17 “Get yourself ready! Stand up and say to them whatever I command you. Do not be terrified by them, or I will terrify you before them. 18 Today I have made you a fortified city, an iron pillar and a bronze wall to stand against the whole land–against the kings of Judah, its officials, its priests and the people of the land. 19 They will fight against you but will not overcome you, for I am with you and will rescue you,” declares the LORD. (Jeremiah 1:17-19)
This confirms that the prophet will face great opposition and perhaps physical harm. But what is particularly striking about the Lord’s word to Jeremiah is his statement that if Jeremiah allows himself to terrified by the people, presumably in such a way that he abandons his prophetic assignment, then the Lord himself would be a terror to Jeremiah.
The other prophet is Ezekiel. Here is part of the Lord’s commission to that prophet:
6 “And you, son of man, do not be afraid of them or their words.

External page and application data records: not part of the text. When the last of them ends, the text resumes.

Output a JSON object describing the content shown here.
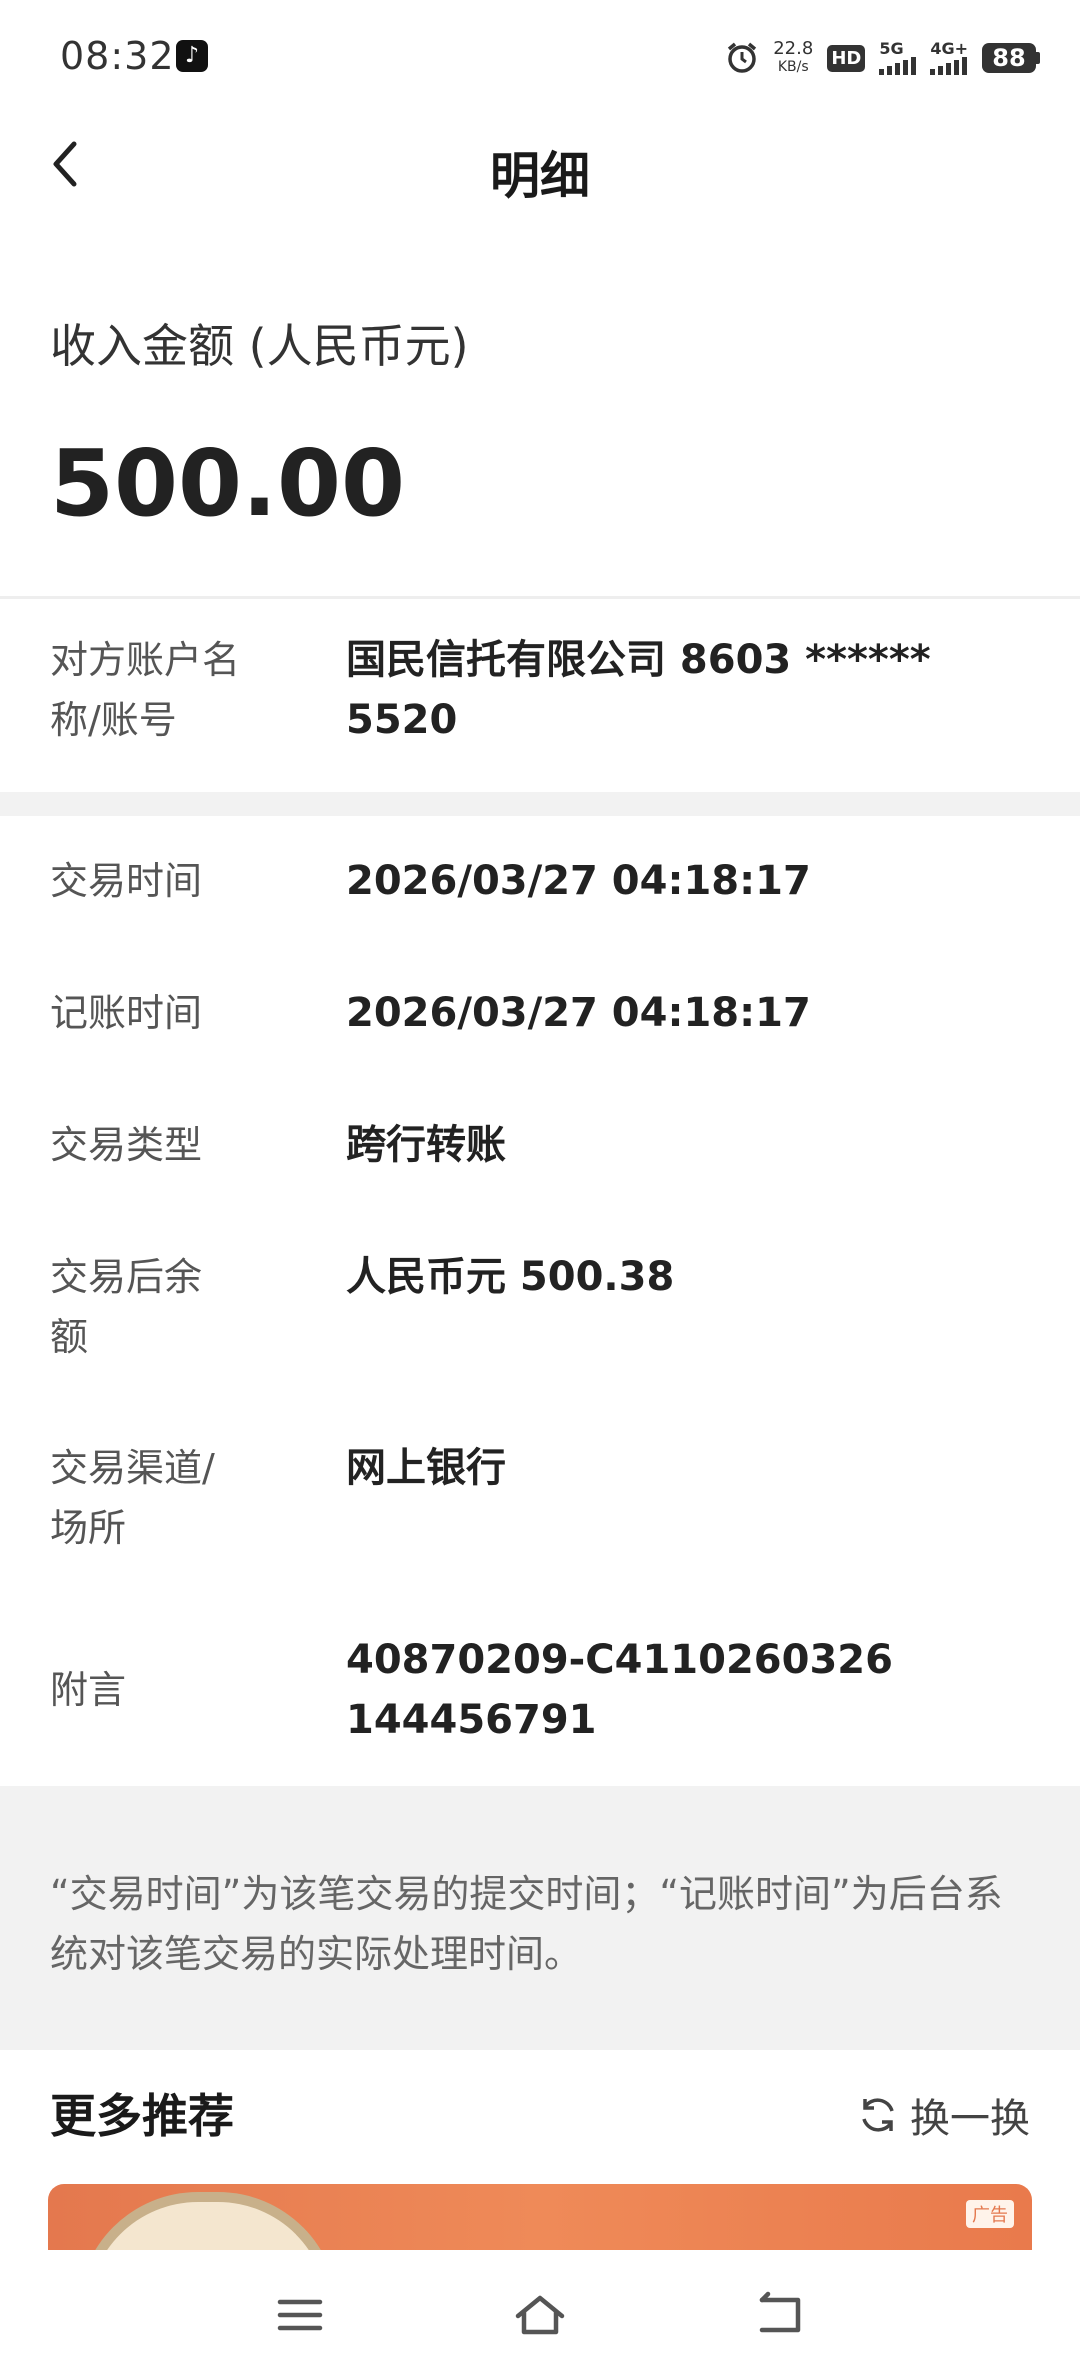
{
  "status_bar": {
    "time": "08:32",
    "net_speed_value": "22.8",
    "net_speed_unit": "KB/s",
    "hd_label": "HD",
    "signal1_label": "5G",
    "signal2_label": "4G+",
    "battery": "88"
  },
  "header": {
    "title": "明细"
  },
  "amount": {
    "label": "收入金额 (人民币元)",
    "value": "500.00"
  },
  "account": {
    "label": "对方账户名称/账号",
    "value": "国民信托有限公司 8603 ****** 5520"
  },
  "details": [
    {
      "label": "交易时间",
      "value": "2026/03/27 04:18:17"
    },
    {
      "label": "记账时间",
      "value": "2026/03/27 04:18:17"
    },
    {
      "label": "交易类型",
      "value": "跨行转账"
    },
    {
      "label": "交易后余额",
      "value": "人民币元 500.38"
    },
    {
      "label": "交易渠道/场所",
      "value": "网上银行"
    },
    {
      "label": "附言",
      "value": "40870209-C4110260326144456791"
    }
  ],
  "note": "“交易时间”为该笔交易的提交时间；“记账时间”为后台系统对该笔交易的实际处理时间。",
  "recommend": {
    "title": "更多推荐",
    "refresh_label": "换一换",
    "ad_tag": "广告"
  }
}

Do not be afraid, though briers and thorns are all around you and you live among scorpions. Do not be afraid of what they say or terrified by them, though they are a rebellious house. 7 You must speak my words to them, whether they listen or fail to listen, for they are rebellious. 8 But you, son of man, listen to what I say to you. Do not rebel like that rebellious house.” (Ezekiel 2:6-8)
Again, first, the Lord tells the prophet that he will encounter great opposition. The possibility of physical harm is implied by the characterization of the opposition as “briers,” “thorns,” and “scorpions.” Then, even though in the rest of the passage the Lord assures Ezekiel that he will be with him and help him, he also sternly warns him, “Do not rebel like that rebellious house.”

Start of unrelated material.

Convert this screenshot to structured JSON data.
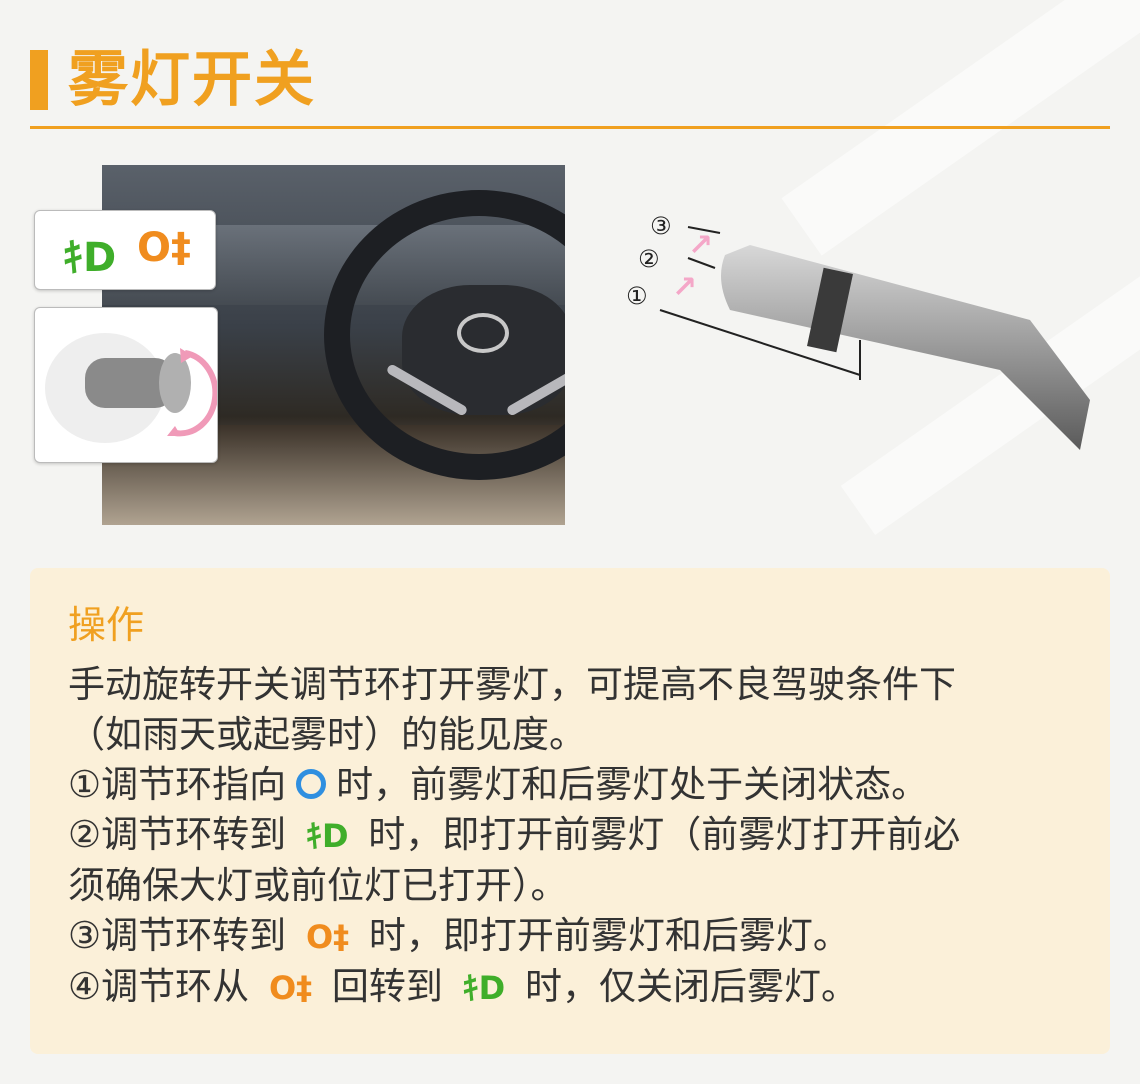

The Lord tells Jeremiah that if he fails to carry out his prophetic task, the Lord himself will be a source of terror to his prophet. The Lord sternly warns Ezekiel not to rebel. The Lord does not “mollycoddle” his prophets.
So, when the servant of the Lord declares in Isaiah 50:5 that he has not been rebellious, that he has not drawn back, we should understand that it is precisely in the context of the opposition arrayed against him, and the threat of physical harm such as that described in verse 6, that he makes this declaration. He is the Lord’s servant. He has been given a daunting task. He will not shrink from it. He will not turn back. He will not be rebellious. He will carry out the orders given him by the Lord.
In this light, then, contemplate the words of our Lord in the John 10:14-18:
14 “I am the good shepherd; I know my sheep and my sheep know me—15 just as the Father knows me and I know the Father—and I lay down my life for the sheep. 16 I have other sheep that are not of this sheep pen. I must bring them also. They too will listen to my voice, and there shall be one flock and one shepherd. 17 The reason my Father loves me is that I lay down my life—only to take it up again. 18 No one takes it from me, but I lay it down of my own accord. I have authority to lay it down and authority to take it up again. This command I received from my Father.”
Our Savior was the servant of the Lord. He was given a daunting task. He did not shrink from it. He did not turn back. He was not rebellious. He carried out the orders given him by his Father.
Contemplate, marvel, and worship.
April 7, 2014